Each line of the records that holds the word "Club" should be copied out.

----- RECORDS FOR THE EXERCISE

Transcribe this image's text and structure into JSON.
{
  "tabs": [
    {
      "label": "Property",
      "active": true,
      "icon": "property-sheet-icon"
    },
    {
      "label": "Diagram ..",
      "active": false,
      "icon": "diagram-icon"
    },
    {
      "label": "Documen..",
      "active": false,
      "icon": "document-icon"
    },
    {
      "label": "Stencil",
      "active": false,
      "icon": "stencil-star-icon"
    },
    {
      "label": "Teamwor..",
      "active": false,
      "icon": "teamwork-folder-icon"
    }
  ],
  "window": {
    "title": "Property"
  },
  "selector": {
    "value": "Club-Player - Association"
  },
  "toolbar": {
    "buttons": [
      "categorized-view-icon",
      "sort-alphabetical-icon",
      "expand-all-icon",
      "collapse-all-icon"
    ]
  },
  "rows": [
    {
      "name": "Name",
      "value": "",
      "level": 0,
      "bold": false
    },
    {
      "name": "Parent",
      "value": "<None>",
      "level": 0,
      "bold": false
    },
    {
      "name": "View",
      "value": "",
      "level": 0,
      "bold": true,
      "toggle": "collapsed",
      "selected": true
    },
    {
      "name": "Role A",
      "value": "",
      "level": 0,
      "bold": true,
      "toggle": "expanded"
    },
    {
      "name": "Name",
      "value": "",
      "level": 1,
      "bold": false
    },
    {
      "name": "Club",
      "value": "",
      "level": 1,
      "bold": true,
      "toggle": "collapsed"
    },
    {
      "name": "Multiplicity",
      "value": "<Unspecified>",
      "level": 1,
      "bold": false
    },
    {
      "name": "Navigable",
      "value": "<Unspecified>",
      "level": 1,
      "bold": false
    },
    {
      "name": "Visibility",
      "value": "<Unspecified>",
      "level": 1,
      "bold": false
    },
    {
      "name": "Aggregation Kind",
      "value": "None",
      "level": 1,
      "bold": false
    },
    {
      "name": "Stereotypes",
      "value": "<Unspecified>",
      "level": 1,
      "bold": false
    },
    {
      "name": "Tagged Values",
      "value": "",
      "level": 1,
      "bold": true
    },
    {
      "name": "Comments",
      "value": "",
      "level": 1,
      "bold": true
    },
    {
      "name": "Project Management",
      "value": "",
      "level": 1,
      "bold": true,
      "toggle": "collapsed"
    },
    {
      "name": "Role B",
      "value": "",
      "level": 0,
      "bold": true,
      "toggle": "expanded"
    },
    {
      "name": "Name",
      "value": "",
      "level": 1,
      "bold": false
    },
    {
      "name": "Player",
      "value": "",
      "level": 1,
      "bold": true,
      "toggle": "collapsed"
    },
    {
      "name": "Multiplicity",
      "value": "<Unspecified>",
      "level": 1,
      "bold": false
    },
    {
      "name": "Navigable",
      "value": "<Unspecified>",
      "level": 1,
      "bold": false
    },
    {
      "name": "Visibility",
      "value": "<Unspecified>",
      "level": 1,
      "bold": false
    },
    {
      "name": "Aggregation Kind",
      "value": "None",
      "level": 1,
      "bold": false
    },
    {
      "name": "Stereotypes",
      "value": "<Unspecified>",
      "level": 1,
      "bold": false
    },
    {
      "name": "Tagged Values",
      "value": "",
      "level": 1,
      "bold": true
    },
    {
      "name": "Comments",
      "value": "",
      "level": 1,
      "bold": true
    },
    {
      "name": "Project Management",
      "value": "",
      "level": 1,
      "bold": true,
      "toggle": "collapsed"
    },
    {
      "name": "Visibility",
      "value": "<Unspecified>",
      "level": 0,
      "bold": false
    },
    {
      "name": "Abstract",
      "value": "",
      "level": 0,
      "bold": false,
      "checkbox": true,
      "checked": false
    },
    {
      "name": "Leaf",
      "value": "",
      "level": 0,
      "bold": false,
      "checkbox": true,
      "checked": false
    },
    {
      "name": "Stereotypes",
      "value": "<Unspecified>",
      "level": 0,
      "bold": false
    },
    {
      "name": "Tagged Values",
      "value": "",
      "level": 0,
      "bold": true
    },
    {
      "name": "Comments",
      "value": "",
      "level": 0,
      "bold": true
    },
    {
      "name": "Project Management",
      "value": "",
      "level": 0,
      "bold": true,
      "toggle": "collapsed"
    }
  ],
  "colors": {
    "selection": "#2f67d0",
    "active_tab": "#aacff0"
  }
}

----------

TASK ANSWER >>
    "value": "Club-Player - Association"
      "name": "Club",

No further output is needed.